(Dataset rows describing interfaces)
↓
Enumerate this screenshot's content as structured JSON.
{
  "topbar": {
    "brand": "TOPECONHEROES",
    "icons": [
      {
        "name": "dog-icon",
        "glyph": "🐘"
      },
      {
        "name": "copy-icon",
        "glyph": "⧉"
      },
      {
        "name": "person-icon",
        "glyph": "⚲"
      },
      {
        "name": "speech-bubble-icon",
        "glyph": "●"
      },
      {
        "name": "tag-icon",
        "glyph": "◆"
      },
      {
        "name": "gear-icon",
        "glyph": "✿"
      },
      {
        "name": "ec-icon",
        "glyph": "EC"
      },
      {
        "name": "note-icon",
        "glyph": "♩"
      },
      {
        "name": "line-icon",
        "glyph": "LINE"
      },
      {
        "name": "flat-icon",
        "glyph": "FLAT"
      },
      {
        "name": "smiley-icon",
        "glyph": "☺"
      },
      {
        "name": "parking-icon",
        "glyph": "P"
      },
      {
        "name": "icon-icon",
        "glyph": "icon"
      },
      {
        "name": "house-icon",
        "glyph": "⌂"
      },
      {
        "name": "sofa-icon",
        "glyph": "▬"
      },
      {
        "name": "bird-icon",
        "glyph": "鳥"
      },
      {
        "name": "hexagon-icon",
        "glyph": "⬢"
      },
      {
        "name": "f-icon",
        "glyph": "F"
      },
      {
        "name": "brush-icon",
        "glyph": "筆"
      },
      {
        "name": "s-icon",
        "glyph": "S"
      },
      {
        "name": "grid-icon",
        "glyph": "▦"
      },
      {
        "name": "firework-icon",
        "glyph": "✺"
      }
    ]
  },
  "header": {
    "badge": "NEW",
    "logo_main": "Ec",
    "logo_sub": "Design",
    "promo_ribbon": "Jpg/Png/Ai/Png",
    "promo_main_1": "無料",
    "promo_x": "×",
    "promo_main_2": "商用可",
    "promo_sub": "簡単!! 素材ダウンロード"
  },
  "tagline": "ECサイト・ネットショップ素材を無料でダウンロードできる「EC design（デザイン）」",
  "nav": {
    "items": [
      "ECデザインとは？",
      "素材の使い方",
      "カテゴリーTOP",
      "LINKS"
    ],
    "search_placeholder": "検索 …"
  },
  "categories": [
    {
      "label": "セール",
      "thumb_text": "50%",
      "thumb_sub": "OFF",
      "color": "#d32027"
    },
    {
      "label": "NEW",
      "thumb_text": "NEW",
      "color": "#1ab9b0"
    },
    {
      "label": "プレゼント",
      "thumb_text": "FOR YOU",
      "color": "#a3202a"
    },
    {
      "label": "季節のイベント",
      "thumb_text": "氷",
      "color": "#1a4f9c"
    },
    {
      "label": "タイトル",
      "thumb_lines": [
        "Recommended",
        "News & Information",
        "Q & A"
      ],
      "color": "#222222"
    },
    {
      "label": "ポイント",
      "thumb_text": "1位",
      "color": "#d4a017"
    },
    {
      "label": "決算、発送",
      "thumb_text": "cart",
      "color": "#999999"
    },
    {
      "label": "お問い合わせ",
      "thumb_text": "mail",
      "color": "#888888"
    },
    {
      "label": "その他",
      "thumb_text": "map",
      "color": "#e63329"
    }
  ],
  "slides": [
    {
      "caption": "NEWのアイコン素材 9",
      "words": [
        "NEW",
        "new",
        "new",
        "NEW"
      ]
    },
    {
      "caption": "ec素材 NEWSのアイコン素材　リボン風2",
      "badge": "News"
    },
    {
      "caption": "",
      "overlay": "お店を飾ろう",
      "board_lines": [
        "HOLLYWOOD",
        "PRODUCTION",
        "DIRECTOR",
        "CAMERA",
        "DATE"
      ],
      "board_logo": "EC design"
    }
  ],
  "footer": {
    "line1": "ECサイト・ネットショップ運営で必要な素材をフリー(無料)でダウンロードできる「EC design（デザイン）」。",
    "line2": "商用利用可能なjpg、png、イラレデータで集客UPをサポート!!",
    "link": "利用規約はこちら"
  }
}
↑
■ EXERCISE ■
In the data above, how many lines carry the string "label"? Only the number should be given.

■ EXERCISE ANSWER ■
9